# What the exercise asks:
Every entry must appear in the answer exactly as it does here.

------ Provided information ------

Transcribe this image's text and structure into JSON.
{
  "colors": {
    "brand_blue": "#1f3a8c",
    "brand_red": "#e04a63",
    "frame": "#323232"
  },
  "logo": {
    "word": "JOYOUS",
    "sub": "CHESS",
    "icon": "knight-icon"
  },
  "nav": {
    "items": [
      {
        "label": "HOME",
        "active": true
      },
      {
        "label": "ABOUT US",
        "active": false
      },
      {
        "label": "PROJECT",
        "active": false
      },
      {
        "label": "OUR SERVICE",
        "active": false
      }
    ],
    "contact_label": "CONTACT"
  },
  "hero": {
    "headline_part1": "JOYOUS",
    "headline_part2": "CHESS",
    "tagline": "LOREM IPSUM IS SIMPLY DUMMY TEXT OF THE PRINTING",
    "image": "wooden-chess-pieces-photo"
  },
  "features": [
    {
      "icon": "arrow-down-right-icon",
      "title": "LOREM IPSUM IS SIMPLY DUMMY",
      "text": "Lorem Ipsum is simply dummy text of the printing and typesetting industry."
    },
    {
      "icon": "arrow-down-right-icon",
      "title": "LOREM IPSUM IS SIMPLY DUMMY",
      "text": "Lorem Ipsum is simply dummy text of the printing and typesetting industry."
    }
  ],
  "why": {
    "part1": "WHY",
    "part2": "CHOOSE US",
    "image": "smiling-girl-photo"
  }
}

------

# Expected output:
Transcribe this image's text and structure into JSON.
{
  "colors": {
    "brand_blue": "#1f3a8c",
    "brand_red": "#e04a63",
    "frame": "#323232"
  },
  "logo": {
    "word": "JOYOUS",
    "sub": "CHESS",
    "icon": "knight-icon"
  },
  "nav": {
    "items": [
      {
        "label": "HOME",
        "active": true
      },
      {
        "label": "ABOUT US",
        "active": false
      },
      {
        "label": "PROJECT",
        "active": false
      },
      {
        "label": "OUR SERVICE",
        "active": false
      }
    ],
    "contact_label": "CONTACT"
  },
  "hero": {
    "headline_part1": "JOYOUS",
    "headline_part2": "CHESS",
    "tagline": "LOREM IPSUM IS SIMPLY DUMMY TEXT OF THE PRINTING",
    "image": "wooden-chess-pieces-photo"
  },
  "features": [
    {
      "icon": "arrow-down-right-icon",
      "title": "LOREM IPSUM IS SIMPLY DUMMY",
      "text": "Lorem Ipsum is simply dummy text of the printing and typesetting industry."
    },
    {
      "icon": "arrow-down-right-icon",
      "title": "LOREM IPSUM IS SIMPLY DUMMY",
      "text": "Lorem Ipsum is simply dummy text of the printing and typesetting industry."
    }
  ],
  "why": {
    "part1": "WHY",
    "part2": "CHOOSE US",
    "image": "smiling-girl-photo"
  }
}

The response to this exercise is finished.